Title: Trade Roundtable
Editor(s): MAVROIDIS, Petros C.
Series/Report no.: EUI RSCAS PP; 2012/06; Global Governance Programme

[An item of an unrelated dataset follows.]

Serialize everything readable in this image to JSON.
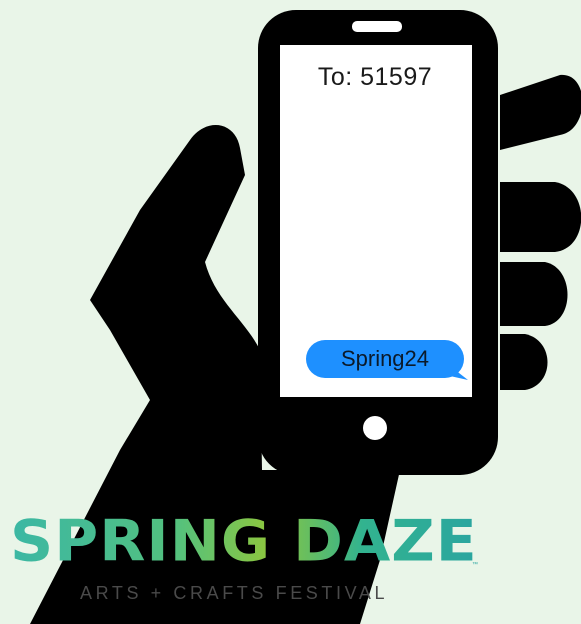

The Doha round has been stalling for over 10 years now. It might not be ‘dead and loving it’ but definitely in moribund condition. Worse, there is no sign of reviving it, in the near future at least. The most optimistic scenario involves a re-engineering of the round after the US Presidential elections. There are so many uncertainties involved though that few, if any, would bet their money on it. More worrisome is probably the fact that major trading partners are looking into deals that would eviscerate even further the non-discrimination principle, the cornerstone of the WTO. Preferential trade agreements are multiplying at alarming speed: Obama was celebrating in Hawaii the Pacific deal two weeks before the Doha round was pronounced dead yet again last December; the EU has concluded a deal with Korea, is about to do so with Canada and India, and is also contemplating (or, at least has not rejected the idea) a deal with its transatlantic partner. And then, the plurilaterals: conceived as a means to break a deadlock caused by the single undertaking-approach, they could become the means to transform the WTO into an integration process with variable geometry. The talk of a services plurilateral is picking up speed and caused friction already in some quarters. With all this in mind, the High Level Policy Seminar “Trade Roundtable” (12 March 2012), organized within the Research Strand “International Trade” of the Global Governance Programme (GGP), aimed to address the possible ways, if any, to keep the Round alive. The memoranda presented during the seminar by the academics (featured in this publication) as well as the responses by the policy makers left us with little room for optimism. The WTO needs a reality check soon. And it will be painful, for it is not just the current round that is at stake, but its future relevance as well. Preferential trade agreements seem to run away with the trade agenda while the WTO is catching up its breath.
Table of Contents:
-- Introductory Remarks - Petros C. Mavroidis 1 -- The future of trade talks after the December WTO Ministerial Conference - Roderick Abbott 3 -- The Doha Round and the search for a functional and legitimate co-ordination between the UNFCCC and the WTO - Per Cramér 7 -- The WTO and the Doha Round: Three Options Looking Forward - Bernard Hoekman 13 -- Beyond Doha: the WTO Must Rethink its Mandate and Performance - Petros C. Mavroidis 21 -- Four months into the post-Doha era - Vital Moreira 25
Type of Access: openAccess